I can't count the number of times I've listened to "!!!!!!" by The Roots, which is the song I get if I go to all my songs and hit play without turning on shuffle. I'll probably get really confused if and when I ever hit it legitimately. Here's today's tunes.

Johnnie Taylor, "I Ain't Particular"

I kind of wish I was a better historian of these old soul records. I'm mostly familiar with the big names, but I can't tell you anything much about a lot of these folks. It's a shame, as I'm sure there's some great stories for many of them. Well, at any rate, this is from the first Stax/Volt collection, coming at the very end of the Atlantic run (this is actually the last track from that set).

(previously, previously, previously, previously, previously, previously)

Aquabats, "Chemical Bomb"

Ska-punk weirdos The Aquabats mostly make manic, upbeat stuff, often centered around their ridiculous superhero personas. At their best, it's cartoony, charming, and infectious. Here, they're in a relatively sedate mood, although of course their unique lyrical sensibilities are on display.
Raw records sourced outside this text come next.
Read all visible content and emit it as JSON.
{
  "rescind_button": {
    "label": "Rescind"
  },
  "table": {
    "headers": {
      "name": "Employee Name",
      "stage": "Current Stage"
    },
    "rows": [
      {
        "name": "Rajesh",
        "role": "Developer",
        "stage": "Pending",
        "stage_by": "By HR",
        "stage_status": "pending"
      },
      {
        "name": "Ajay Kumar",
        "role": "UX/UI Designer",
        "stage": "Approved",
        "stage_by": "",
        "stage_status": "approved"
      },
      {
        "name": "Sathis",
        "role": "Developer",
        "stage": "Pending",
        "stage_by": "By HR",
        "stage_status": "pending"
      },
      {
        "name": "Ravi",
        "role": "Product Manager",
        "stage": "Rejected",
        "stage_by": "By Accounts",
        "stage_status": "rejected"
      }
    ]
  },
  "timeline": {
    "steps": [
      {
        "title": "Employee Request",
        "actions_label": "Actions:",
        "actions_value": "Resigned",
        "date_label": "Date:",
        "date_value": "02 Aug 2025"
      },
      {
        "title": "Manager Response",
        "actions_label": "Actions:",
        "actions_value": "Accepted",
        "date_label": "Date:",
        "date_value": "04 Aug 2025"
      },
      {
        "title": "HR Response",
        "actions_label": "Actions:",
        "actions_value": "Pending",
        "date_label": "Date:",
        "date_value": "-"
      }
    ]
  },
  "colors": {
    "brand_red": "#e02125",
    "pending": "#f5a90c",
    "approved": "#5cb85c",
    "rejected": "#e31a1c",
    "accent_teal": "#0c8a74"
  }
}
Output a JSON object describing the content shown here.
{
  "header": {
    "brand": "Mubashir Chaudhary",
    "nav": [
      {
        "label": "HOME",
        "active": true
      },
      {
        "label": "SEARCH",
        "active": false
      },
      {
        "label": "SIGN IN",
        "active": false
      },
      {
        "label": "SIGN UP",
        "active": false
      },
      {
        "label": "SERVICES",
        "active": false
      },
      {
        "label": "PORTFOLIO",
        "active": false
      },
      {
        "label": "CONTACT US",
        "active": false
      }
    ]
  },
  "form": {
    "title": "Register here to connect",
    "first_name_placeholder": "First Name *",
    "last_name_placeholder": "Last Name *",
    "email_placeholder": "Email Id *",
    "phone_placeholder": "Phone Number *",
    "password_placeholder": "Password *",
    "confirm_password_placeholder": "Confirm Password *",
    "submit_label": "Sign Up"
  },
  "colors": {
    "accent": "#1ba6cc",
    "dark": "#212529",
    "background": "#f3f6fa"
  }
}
Barbara Lewis, "Ask the Lonely"

Here's a track from the second Stax/Volt set, the middle years when Stax was independent, and putting out some of its most vital music. This track is pretty dramatic, compared to a lot of stuff on the label, perhaps because it's a Four Tops song.

(previously, previously, previously, previously, previously, previously, just up the page)

PJ Harvey, "50ft Queenie"

This song, from Harvey's thunderous Rid of Me, got a fair bit of radio play, and deservedly so. Pissed off in all the right ways, this is a tremendous song (and album). I particularly like the separation between the guitars and the rhythm section, seeming to pull the song in two different directions.

Big Black, "Ergot"

Probably the most important band in what turned into the noise rock scene, Steve Albini's Big Black turned two guitars, a bass, and a drum machine named Roland into some of the best racket around. He would later also go on to shape the sound of so many bands as engineer, including Rid of Me, among many other classic records.

Songs About Fucking is an album that my friend Bill bought mainly to try and annoy his mother, but it turned out that we both ended up liking it a lot. I seem to remember him getting carded in the record store trying to buy it, and then just trying again with a later employee. It seems very strange that they used to card kids trying to buy records.